[AVAILABLE DATA Boundary: Start]

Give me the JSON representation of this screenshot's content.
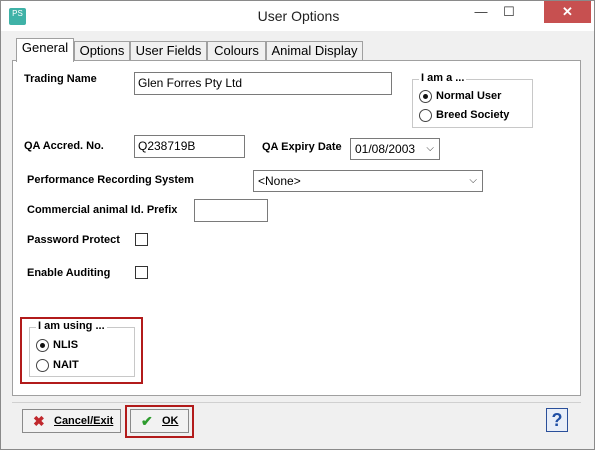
{
  "window": {
    "title": "User Options",
    "app_icon_text": "PS",
    "minimize_glyph": "—",
    "maximize_glyph": "☐",
    "close_glyph": "✕"
  },
  "tabs": [
    {
      "label": "General",
      "active": true
    },
    {
      "label": "Options",
      "active": false
    },
    {
      "label": "User Fields",
      "active": false
    },
    {
      "label": "Colours",
      "active": false
    },
    {
      "label": "Animal Display",
      "active": false
    }
  ],
  "general": {
    "trading_name_label": "Trading Name",
    "trading_name_value": "Glen Forres Pty Ltd",
    "qa_accred_label": "QA Accred. No.",
    "qa_accred_value": "Q238719B",
    "qa_expiry_label": "QA Expiry Date",
    "qa_expiry_value": "01/08/2003",
    "performance_label": "Performance Recording System",
    "performance_value": "<None>",
    "commercial_prefix_label": "Commercial animal Id. Prefix",
    "commercial_prefix_value": "",
    "password_protect_label": "Password Protect",
    "enable_auditing_label": "Enable Auditing"
  },
  "i_am_a": {
    "title": "I am a ...",
    "options": [
      {
        "label": "Normal User",
        "selected": true
      },
      {
        "label": "Breed Society",
        "selected": false
      }
    ]
  },
  "i_am_using": {
    "title": "I am using ...",
    "options": [
      {
        "label": "NLIS",
        "selected": true
      },
      {
        "label": "NAIT",
        "selected": false
      }
    ]
  },
  "buttons": {
    "cancel_label": "Cancel/Exit",
    "ok_label": "OK",
    "help_label": "?"
  },
  "colors": {
    "highlight": "#b21b1b",
    "close_button": "#c75050",
    "cancel_icon": "#c0282d",
    "ok_icon": "#2e9c2e"
  }
}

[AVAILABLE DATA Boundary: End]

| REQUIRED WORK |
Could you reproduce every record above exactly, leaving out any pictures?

| WRITTEN RESPONSE |
Give me the JSON representation of this screenshot's content.
{
  "window": {
    "title": "User Options",
    "app_icon_text": "PS",
    "minimize_glyph": "—",
    "maximize_glyph": "☐",
    "close_glyph": "✕"
  },
  "tabs": [
    {
      "label": "General",
      "active": true
    },
    {
      "label": "Options",
      "active": false
    },
    {
      "label": "User Fields",
      "active": false
    },
    {
      "label": "Colours",
      "active": false
    },
    {
      "label": "Animal Display",
      "active": false
    }
  ],
  "general": {
    "trading_name_label": "Trading Name",
    "trading_name_value": "Glen Forres Pty Ltd",
    "qa_accred_label": "QA Accred. No.",
    "qa_accred_value": "Q238719B",
    "qa_expiry_label": "QA Expiry Date",
    "qa_expiry_value": "01/08/2003",
    "performance_label": "Performance Recording System",
    "performance_value": "<None>",
    "commercial_prefix_label": "Commercial animal Id. Prefix",
    "commercial_prefix_value": "",
    "password_protect_label": "Password Protect",
    "enable_auditing_label": "Enable Auditing"
  },
  "i_am_a": {
    "title": "I am a ...",
    "options": [
      {
        "label": "Normal User",
        "selected": true
      },
      {
        "label": "Breed Society",
        "selected": false
      }
    ]
  },
  "i_am_using": {
    "title": "I am using ...",
    "options": [
      {
        "label": "NLIS",
        "selected": true
      },
      {
        "label": "NAIT",
        "selected": false
      }
    ]
  },
  "buttons": {
    "cancel_label": "Cancel/Exit",
    "ok_label": "OK",
    "help_label": "?"
  },
  "colors": {
    "highlight": "#b21b1b",
    "close_button": "#c75050",
    "cancel_icon": "#c0282d",
    "ok_icon": "#2e9c2e"
  }
}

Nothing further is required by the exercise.